AbstractThis paper combines observations, climatic analysis, and numerical modeling to investigate the Tibetan Plateau’s (TP) surface heating conditions’ influence on extreme persistent precipitation events (PEPEs) in southeastern China. Observations indicated an increase of TP surface air temperature 3–4 days prior to extreme persistent precipitation events in southeastern China. NCEP reanalysis data revealed a significant low pressure anomaly in southern China and a high pressure anomaly in northern China during extreme persistent precipitation event periods. Using correlation analysis and random resampling nonparametric statistics, a typical PEPE event from 17 to 25 June 2010 was selected for numerical simulation. The Weather Research and Forecasting (WRF) Model was used to investigate the impact of the TP’s surface heating on the evolution of this event. Three contrasting WRF experiments were conducted with different surface heating strengths by changing initial soil moisture over the TP. Different soil conditions generate different intensities of surface sensible heat fluxes and boundary layer structures over the TP resulting in two main effects on downstream convective rainfall: modulating large-scale atmospheric circulations and modifying the water vapor transport at southern China. Increased surface heating in the TP strengthens a high pressure system over the Yangtze Plain, thereby blocking the northward movement of precipitation. It also enhances the water vapor transport from the South China Sea to southern China. The combined effects substantially increase precipitation over most of the southeastern China region.

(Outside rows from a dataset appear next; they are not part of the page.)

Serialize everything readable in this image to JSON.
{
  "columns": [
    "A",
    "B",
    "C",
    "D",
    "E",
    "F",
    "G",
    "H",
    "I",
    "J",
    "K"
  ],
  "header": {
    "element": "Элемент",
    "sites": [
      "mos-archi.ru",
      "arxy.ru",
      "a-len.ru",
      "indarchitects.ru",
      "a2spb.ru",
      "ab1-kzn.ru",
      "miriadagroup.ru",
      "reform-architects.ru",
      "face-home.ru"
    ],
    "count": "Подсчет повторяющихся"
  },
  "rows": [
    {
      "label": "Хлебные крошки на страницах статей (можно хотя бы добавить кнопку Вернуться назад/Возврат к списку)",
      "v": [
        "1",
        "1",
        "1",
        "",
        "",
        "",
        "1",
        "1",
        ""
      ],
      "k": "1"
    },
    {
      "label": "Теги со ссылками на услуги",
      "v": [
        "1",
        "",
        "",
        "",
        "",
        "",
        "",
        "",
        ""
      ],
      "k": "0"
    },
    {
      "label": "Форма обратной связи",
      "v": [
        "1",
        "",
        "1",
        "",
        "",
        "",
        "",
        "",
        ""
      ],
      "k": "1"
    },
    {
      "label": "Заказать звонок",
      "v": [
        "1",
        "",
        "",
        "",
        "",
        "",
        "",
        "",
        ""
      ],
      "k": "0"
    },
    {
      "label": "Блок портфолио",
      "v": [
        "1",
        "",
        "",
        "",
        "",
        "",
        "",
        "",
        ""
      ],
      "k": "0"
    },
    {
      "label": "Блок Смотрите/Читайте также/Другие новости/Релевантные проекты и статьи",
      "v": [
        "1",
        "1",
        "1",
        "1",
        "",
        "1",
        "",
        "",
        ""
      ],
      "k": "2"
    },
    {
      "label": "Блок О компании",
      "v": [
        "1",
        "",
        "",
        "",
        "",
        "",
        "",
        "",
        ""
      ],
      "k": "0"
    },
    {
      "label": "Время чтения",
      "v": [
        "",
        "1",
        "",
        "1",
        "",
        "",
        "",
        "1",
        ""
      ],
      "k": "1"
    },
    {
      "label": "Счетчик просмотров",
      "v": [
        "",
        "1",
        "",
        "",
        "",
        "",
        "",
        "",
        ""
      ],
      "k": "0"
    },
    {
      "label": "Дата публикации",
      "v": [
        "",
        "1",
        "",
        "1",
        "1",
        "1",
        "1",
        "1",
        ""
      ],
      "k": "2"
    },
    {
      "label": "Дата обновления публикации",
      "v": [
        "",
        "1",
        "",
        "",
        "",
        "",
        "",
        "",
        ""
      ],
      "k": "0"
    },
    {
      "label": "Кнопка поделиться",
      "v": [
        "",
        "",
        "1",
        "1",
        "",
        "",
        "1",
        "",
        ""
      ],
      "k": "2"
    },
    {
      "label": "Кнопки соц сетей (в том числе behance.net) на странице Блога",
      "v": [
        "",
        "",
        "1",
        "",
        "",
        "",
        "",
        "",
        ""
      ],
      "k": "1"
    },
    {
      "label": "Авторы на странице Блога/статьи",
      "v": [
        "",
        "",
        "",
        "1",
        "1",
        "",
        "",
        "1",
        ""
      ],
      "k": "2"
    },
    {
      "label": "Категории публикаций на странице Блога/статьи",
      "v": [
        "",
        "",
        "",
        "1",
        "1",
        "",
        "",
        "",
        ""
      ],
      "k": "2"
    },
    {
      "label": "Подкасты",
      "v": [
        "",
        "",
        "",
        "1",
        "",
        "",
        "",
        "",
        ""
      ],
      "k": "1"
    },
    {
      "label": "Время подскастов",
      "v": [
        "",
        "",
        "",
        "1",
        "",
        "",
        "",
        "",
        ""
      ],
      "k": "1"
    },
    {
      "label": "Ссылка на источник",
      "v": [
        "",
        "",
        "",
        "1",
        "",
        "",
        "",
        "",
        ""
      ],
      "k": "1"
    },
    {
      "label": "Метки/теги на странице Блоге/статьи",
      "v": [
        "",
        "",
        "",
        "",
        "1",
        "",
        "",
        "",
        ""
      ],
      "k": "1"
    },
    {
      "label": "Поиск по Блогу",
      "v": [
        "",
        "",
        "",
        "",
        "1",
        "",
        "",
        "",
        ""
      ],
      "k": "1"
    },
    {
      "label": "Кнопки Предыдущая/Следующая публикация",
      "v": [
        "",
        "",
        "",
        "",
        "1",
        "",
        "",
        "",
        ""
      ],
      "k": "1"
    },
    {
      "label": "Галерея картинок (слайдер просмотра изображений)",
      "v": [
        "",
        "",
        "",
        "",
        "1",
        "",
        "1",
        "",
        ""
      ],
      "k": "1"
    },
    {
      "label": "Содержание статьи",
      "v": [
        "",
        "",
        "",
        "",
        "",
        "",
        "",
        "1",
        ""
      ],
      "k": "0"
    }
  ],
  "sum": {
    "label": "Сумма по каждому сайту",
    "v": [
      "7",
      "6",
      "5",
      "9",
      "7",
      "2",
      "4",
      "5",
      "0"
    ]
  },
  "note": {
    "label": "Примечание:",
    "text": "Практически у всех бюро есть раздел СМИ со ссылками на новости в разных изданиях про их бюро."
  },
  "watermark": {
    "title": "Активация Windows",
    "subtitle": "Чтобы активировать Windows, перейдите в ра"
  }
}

Monthly Weather Review – American Meteorological Society
Published: Sep 9, 2017
It’s your single place to instantly
discover and read the research
that matters to you.
Enjoy affordable access to
over 18 million articles from more than
15,000 peer-reviewed journals.
All for just $49/month
Query the DeepDyve database, plus search all of PubMed and Google Scholar seamlessly
Save any article or search result from DeepDyve, PubMed, and Google Scholar... all in one place.
Get unlimited, online access to over 18 million full-text articles from more than 15,000 scientific journals.
Read from thousands of the leading scholarly journals from SpringerNature, Elsevier, Wiley-Blackwell, Oxford University Press and more.
All the latest content is available, no embargo periods.
“Hi guys, I cannot tell you how much I love this resource. Incredible. I really believe you've hit the nail on the head with this site in regards to solving the research-purchase issue.”Daniel C.
“Whoa! It’s like Spotify but for academic articles.”@Phil_Robichaud
“I must say, @deepdyve is a fabulous solution to the independent researcher's problem of #access to #information.”@deepthiw
“My last article couldn't be possible without the platform @deepdyve that makes journal papers cheaper.”@JoseServera